In an email, Inslee spokeswoman Tara Lee said the governor has been briefed on the issue and had asked DOC to check the sentencing of offenders now in the system and as well as offenders who have recently been released.
Rep. Brad Klippert was briefed about the problem by Sinclair. Klippert, the ranking Republican on the House Public Safety Committee, said it could be time to consider a new software system for the agency.
“We need to do what we need to do, to get this fixed and get this fixed right, in the interest of justice and public safety,” said Klippert, R-Kennewick.
DOC spokesman Jeremy Barclay said Sinclair also spoke to Sen. Mike Padden, R-Spokane Valley, earlier this month about the problems.
Through a spokesman, Padden said he was told about the two early releases, but not made aware of the extent of the broader problem. He and Sen. Steve O’Ban, R-University Place, both of whom led investigations into the previous DOC sentence-calculating problems, said they were surprised to learn of the issues from The Seattle Times, and not DOC officials.
“I would have expected greater candor after the last debacle, that they would have wanted to come out early and make us aware of this and brief us,” O’Ban said.
Padden and O’Ban said they would be seeking more information and suggested officials conduct a public briefing with lawmakers.
Of the 10 offenders held in prison for too long, seven are now out, according to Barclay. Three are now confined for unrelated reasons.
Neither of the two men who got out of prison early as a result of the latest errors were charged with a crime during the period in which they were mistakenly released, according to Barclay. Both were returned to custody to finish their prison time and are now out on community supervision, he said.
One offender released early was a 48-year-old man who had been convicted in Pierce County on drug charges, according to Barclay. He was released from prison into community supervision on July 16, 2018, and was returned to prison Jan. 28. He served his remaining time and was returned to community supervision Feb. 19.
The other, a 27-year-old man, was convicted in Franklin County for possession of a controlled substance and unlawful possession of a firearm, according to Barclay. He was released from prison into community supervision Jan. 16, and returned to prison on Jan. 23. He returned to community supervision Feb. 2.
For years, DOC has struggled to keep confinement and community-supervision terms accurate as the OMNI system struggles to adapt to new legislation that makes changes to sentences, and court decisions that can also affect when offenders are released.
For example, Sinclair said there are roughly 60 bills going through the Legislature this year that, if approved and signed by the governor, could impact sentences.
The OMNI system was introduced in 2008, and DOC now contracts with a company, Sierra-Cedar, to help maintain it. DOC pays the company about $1.61 million annually for its work on the system that corrections staffers use to input and track sentences, according to the state’s contract.
In November 2017, DOC put together an eight-person task force to look at data on some instances of offenders with community supervision, according to Ashlock. Those staffers, as they became familiar with the data, began over the course of 2018 to notice problems.

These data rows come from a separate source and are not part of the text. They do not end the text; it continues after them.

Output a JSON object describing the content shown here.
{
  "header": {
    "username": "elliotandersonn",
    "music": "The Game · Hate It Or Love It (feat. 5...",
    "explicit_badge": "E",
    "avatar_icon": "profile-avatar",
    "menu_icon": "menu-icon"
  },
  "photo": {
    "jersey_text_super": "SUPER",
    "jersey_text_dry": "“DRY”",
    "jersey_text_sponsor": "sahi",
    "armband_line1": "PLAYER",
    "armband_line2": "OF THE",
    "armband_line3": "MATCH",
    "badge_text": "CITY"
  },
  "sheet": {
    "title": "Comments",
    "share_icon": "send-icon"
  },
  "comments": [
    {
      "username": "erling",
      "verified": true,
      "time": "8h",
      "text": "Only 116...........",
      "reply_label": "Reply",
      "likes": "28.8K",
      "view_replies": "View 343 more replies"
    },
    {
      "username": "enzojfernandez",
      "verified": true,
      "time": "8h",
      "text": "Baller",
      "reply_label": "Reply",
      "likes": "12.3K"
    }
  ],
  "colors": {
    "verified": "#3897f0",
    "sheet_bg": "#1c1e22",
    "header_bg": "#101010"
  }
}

That prompted the agency in December to request that Sierra-Cedar conduct a more detailed review. On Jan. 18, Sinclair sent a memo to agency staff giving an overview of the problem and providing a detailed list of steps that staffers should take when working on information in the OMNI system.
Appointed to DOC’s top job in April 2017, Sinclair said his administration must deal with the “inherited” system.
“Based on the time and energy that we’re spending on it, yeah, I think that in the future it would be worthwhile to have a newer system,” he said.
Inslee’s 2019-21 proposed state operating budget includes $1.2 million for new staffers to develop a data map that could help build a new system.
Seattle Times news researcher Miyoko Wolf contributed to this report.